Drink Recipes History Rum

Cohasset Punch: Chicago’s Own Cocktail

Cohasset is a small town on the coast of Massachusetts, not far from Boston. It can fairly be described as tiny, barely mustering a population of 7500 souls. So how did it come to be the namesake of one of Chicago's signature cocktails?

According to Eric Felten, the drink was created for Victorian-era actor William H. Crane by a Chicago bartender named Gus Williams. Crane was a very successful comedian and would throw lavish parties at his summer house in Cohasset. One year he brought Williams along with him to mix drinks, and it was there that he invented Cohasset Punch.

Williams brought the cocktail back to Chicago with him and began serving it in his bar on Lake Street. It caught on with customers and became one of the town's most popular tipples, a status it maintained until at least the mid-20th century.

CohassetSavvy businessman that he was, Williams kept the recipe secret. When he retired, he sold it to the owners of the Lardner Brothers saloon on West Madison Street. There the cocktail proved so popular that they billed themselves as "Home of Cohasset Punch" and even sold it in bottled form.

Admittedly, it doesn't sound like a delicious concoction. It's a mixture of rum, vermouth and lemon juice, sweetened with the syrup from a can of peaches. (Here's a recipe, circa 1917, from Tom Bullock's The Ideal Bartender. So much for keeping it a secret.)

In 1936, the Chicago Daily Tribune described it as "harmless looking, pleasant tasting." Not exactly a ringing endorsement, although it apparently had plenty of fans. I didn't mix any up to try — I'm not a fan of canned peaches, so we didn't have any in the house — but Felten did and he pronounced the end result "not bad" but "bland."

Through experimentation, he discovered that the drink was improved by reducing the amount of Vermouth and adding a touch of Grand Marnier, the Cognac-based orange liqueur. Here is his recipe:


Cohasset Punch
Courtesy of Eric Felten 

1 1/2 oz Dark Rum
1 oz Sweet Vermouth
Juice of 1/2 Lemon
1/2 oz Syrup from Canned Peaches
1/2 oz Grand Marnier
2 Dashes Orange Bitters

Start by putting half a canned peach in the bottom of a saucer champagne glass; then half-fill the glass with shaved ice. Put all the liquid ingredients in a shaker with ice. Shake and strain into the glass.


Recently, Professor Cocktail's Chicago Correspondent, Bob Montgomery, paid a visit to The Drawing Room, one of the city's finer eating and drinking establishments. He discovered there on the menu a drink he knew I'd be interested in: Cohasset Punch #2.
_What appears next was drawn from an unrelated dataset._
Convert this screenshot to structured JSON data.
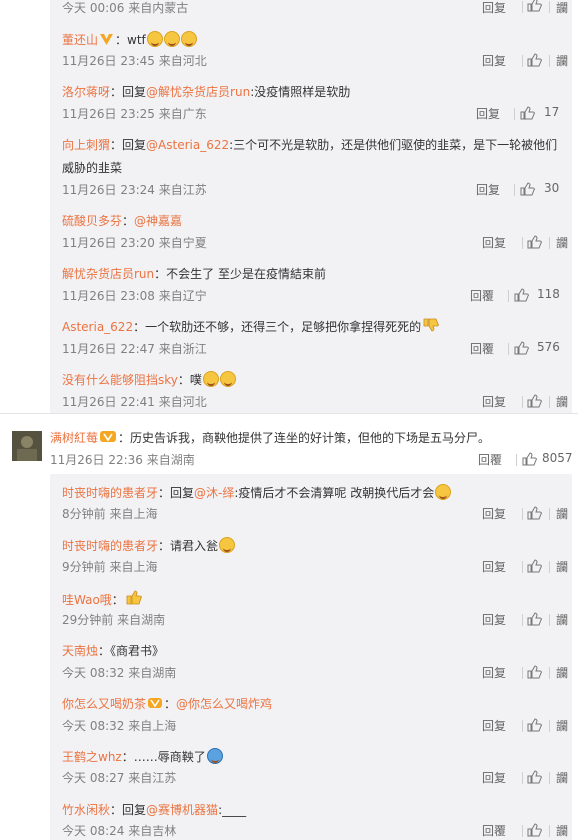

Created by bartender Mathias Simonis (from Distil in Milwaukee), Cohasset Punch #2 is an updated — improved, I'd say — version of the original drink. Simonis' version still has rum, vermouth and lemon juice, but replaces the canned peach syrup with cinnamon syrup, a change that works very well. (You can see Mathias' recipe and watch a video of him making one here.)

Inspired by his creation, I did some tinkering on my own, playing around with it to find what would best suit my palate. Here's what I came up with:


Cohasset Punch #2

2 oz Pyrat XO Rum
1 oz Sweet Vermouth
3/4 oz Fresh Lemon Juice
3/4 oz Cinnamon Syrup

Shake with ice, then strain into a rocks glass filled with crushed ice. Garnish with a lemon twist.



It's a very tasty drink. Big thanks to Mathias and The Drawing Room!

Note: The reason I recommend using Pyrat XO Rum for this cocktail is because Pyrat is a dark rum with pronounced orange accents. You can substitute a different high quality dark rum, but in that case I'd advise adding some orange bitters to the mix. The orange flavor really helps bring it all together. For the Cinnamon Syrup, I used the Sonoma Syrup brand. They make excellent products, and I highly recommend them.

Bars Cocktails Mixology

Year in Review: Chicago’s Year in Cocktails

Over on Chicagoist, Roger Kamholz presents the "Year in Cocktails," a fast summary of what happened on the craft cocktail scene last year in Chicago. In short:

"It's been an incredible year for cocktails in Chicago. From the openings of several exciting new bars, to the creativity on display at the city's most established watering holes, Chicago has hit an impressive stride when it comes to the cocktail."

According to Kamholz, the best drink he had all year was the Gunshop Fizz, a cocktail mixed up at New Orleans' Cure using Peychaud's Bitters as the primary ingredient. (Sounds kinda gross to me, but maybe it works.)

Probably the most exciting cocktailian happening in Chicago last year was the opening of Aviary, one of the country's most innovative bars.

Kamholz concludes by saying he looks "forward to seeing what Chicago's remarkable group of bartenders and mixologists have in store for us in 2012."

Cheers to that!